TASK TO COMPLETE:
Print every entry below exactly, leaving out the pictures.
[[ DATASET CONTENT open ]]
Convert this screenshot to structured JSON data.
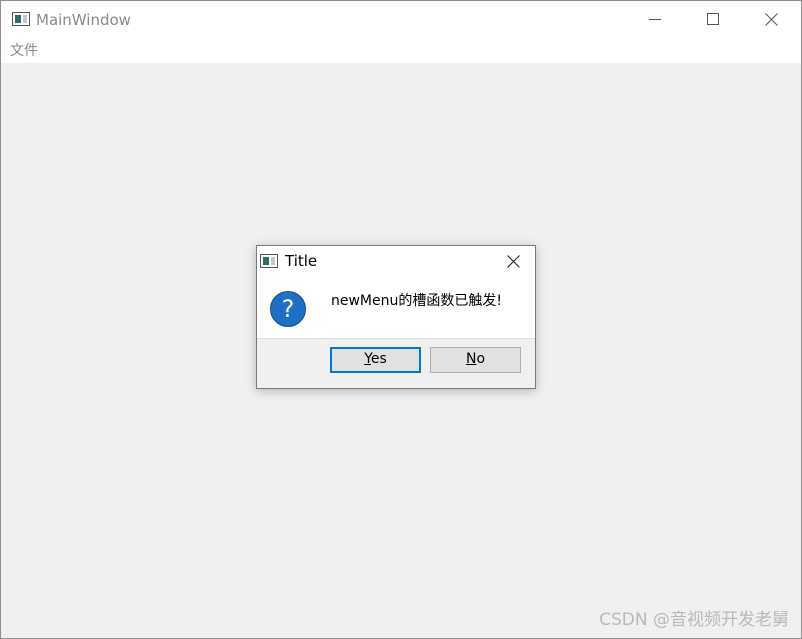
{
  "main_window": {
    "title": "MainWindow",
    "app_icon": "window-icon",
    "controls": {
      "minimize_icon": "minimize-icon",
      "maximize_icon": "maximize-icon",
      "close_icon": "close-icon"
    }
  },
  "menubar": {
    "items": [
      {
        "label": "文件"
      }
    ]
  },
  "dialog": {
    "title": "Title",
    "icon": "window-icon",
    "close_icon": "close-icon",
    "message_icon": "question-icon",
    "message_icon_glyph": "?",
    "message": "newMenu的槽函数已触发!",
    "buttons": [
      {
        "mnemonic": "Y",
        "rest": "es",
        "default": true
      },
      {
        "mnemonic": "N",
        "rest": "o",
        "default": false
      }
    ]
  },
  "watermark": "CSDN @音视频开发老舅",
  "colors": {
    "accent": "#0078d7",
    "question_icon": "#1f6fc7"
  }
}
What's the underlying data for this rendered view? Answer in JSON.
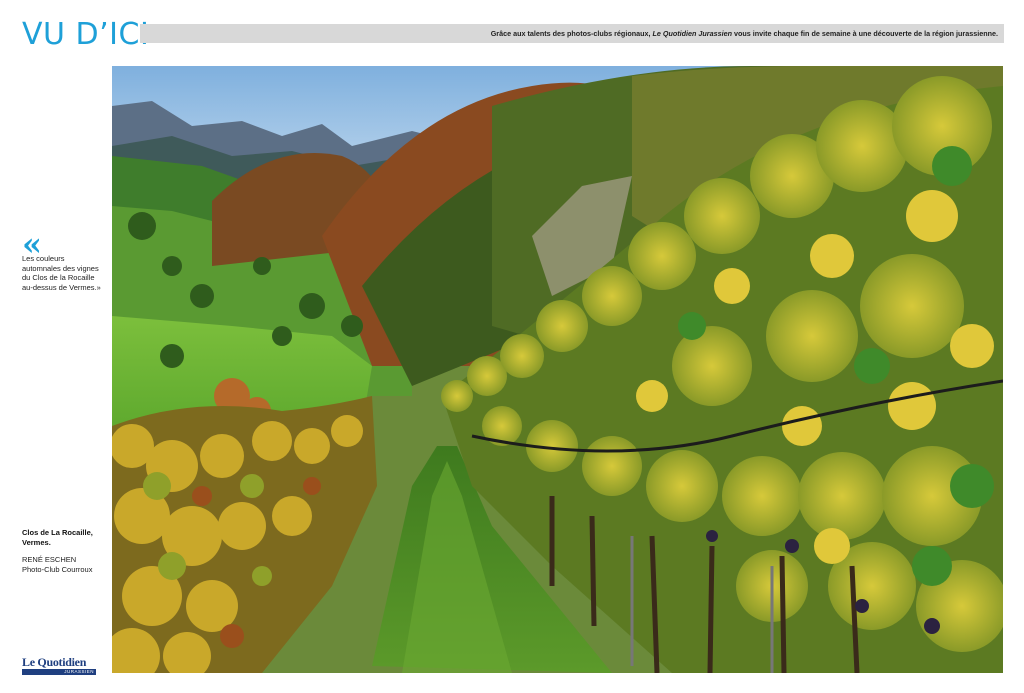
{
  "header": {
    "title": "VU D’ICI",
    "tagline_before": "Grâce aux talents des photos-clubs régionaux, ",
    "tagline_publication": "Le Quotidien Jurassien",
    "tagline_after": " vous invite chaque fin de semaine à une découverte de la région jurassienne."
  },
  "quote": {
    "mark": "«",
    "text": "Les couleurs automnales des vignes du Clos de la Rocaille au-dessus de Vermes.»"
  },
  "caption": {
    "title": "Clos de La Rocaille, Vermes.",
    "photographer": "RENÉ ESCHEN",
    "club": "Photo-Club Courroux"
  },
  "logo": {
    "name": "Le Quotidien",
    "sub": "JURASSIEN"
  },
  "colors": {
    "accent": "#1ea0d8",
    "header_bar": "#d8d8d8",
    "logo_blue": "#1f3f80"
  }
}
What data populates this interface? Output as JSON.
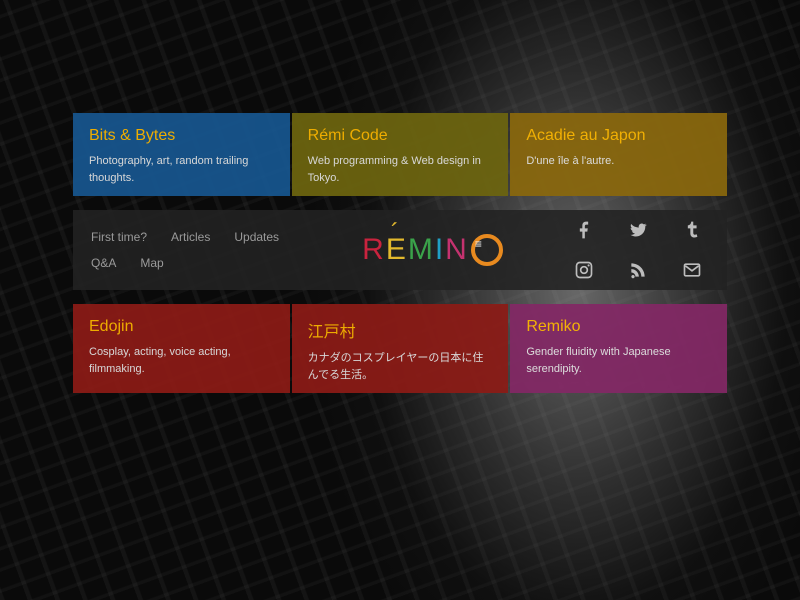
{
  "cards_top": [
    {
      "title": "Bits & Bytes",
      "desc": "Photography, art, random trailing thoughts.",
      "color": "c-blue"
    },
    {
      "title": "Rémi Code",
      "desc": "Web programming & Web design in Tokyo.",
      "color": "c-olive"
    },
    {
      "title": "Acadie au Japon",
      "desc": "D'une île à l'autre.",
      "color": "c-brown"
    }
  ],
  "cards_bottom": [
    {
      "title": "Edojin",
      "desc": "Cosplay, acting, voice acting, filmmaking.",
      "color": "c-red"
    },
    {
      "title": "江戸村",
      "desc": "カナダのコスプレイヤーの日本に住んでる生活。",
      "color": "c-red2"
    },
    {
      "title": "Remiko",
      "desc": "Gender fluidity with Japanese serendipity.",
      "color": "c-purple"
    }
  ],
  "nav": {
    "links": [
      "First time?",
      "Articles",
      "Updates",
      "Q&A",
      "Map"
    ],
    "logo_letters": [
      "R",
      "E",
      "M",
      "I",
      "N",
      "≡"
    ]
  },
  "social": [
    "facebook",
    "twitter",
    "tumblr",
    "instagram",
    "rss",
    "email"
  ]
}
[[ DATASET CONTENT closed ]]
SOLUTION TO THE EXERCISE:
Convert this screenshot to structured JSON data.
{
  "main_window": {
    "title": "MainWindow",
    "app_icon": "window-icon",
    "controls": {
      "minimize_icon": "minimize-icon",
      "maximize_icon": "maximize-icon",
      "close_icon": "close-icon"
    }
  },
  "menubar": {
    "items": [
      {
        "label": "文件"
      }
    ]
  },
  "dialog": {
    "title": "Title",
    "icon": "window-icon",
    "close_icon": "close-icon",
    "message_icon": "question-icon",
    "message_icon_glyph": "?",
    "message": "newMenu的槽函数已触发!",
    "buttons": [
      {
        "mnemonic": "Y",
        "rest": "es",
        "default": true
      },
      {
        "mnemonic": "N",
        "rest": "o",
        "default": false
      }
    ]
  },
  "watermark": "CSDN @音视频开发老舅",
  "colors": {
    "accent": "#0078d7",
    "question_icon": "#1f6fc7"
  }
}
What's the underlying data for this rendered view? Answer in JSON.
{
  "header": {
    "title": "VU D’ICI",
    "tagline_before": "Grâce aux talents des photos-clubs régionaux, ",
    "tagline_publication": "Le Quotidien Jurassien",
    "tagline_after": " vous invite chaque fin de semaine à une découverte de la région jurassienne."
  },
  "quote": {
    "mark": "«",
    "text": "Les couleurs automnales des vignes du Clos de la Rocaille au-dessus de Vermes.»"
  },
  "caption": {
    "title": "Clos de La Rocaille, Vermes.",
    "photographer": "RENÉ ESCHEN",
    "club": "Photo-Club Courroux"
  },
  "logo": {
    "name": "Le Quotidien",
    "sub": "JURASSIEN"
  },
  "colors": {
    "accent": "#1ea0d8",
    "header_bar": "#d8d8d8",
    "logo_blue": "#1f3f80"
  }
}
What data populates this interface? Output as JSON.
{
  "cards_top": [
    {
      "title": "Bits & Bytes",
      "desc": "Photography, art, random trailing thoughts.",
      "color": "c-blue"
    },
    {
      "title": "Rémi Code",
      "desc": "Web programming & Web design in Tokyo.",
      "color": "c-olive"
    },
    {
      "title": "Acadie au Japon",
      "desc": "D'une île à l'autre.",
      "color": "c-brown"
    }
  ],
  "cards_bottom": [
    {
      "title": "Edojin",
      "desc": "Cosplay, acting, voice acting, filmmaking.",
      "color": "c-red"
    },
    {
      "title": "江戸村",
      "desc": "カナダのコスプレイヤーの日本に住んでる生活。",
      "color": "c-red2"
    },
    {
      "title": "Remiko",
      "desc": "Gender fluidity with Japanese serendipity.",
      "color": "c-purple"
    }
  ],
  "nav": {
    "links": [
      "First time?",
      "Articles",
      "Updates",
      "Q&A",
      "Map"
    ],
    "logo_letters": [
      "R",
      "E",
      "M",
      "I",
      "N",
      "≡"
    ]
  },
  "social": [
    "facebook",
    "twitter",
    "tumblr",
    "instagram",
    "rss",
    "email"
  ]
}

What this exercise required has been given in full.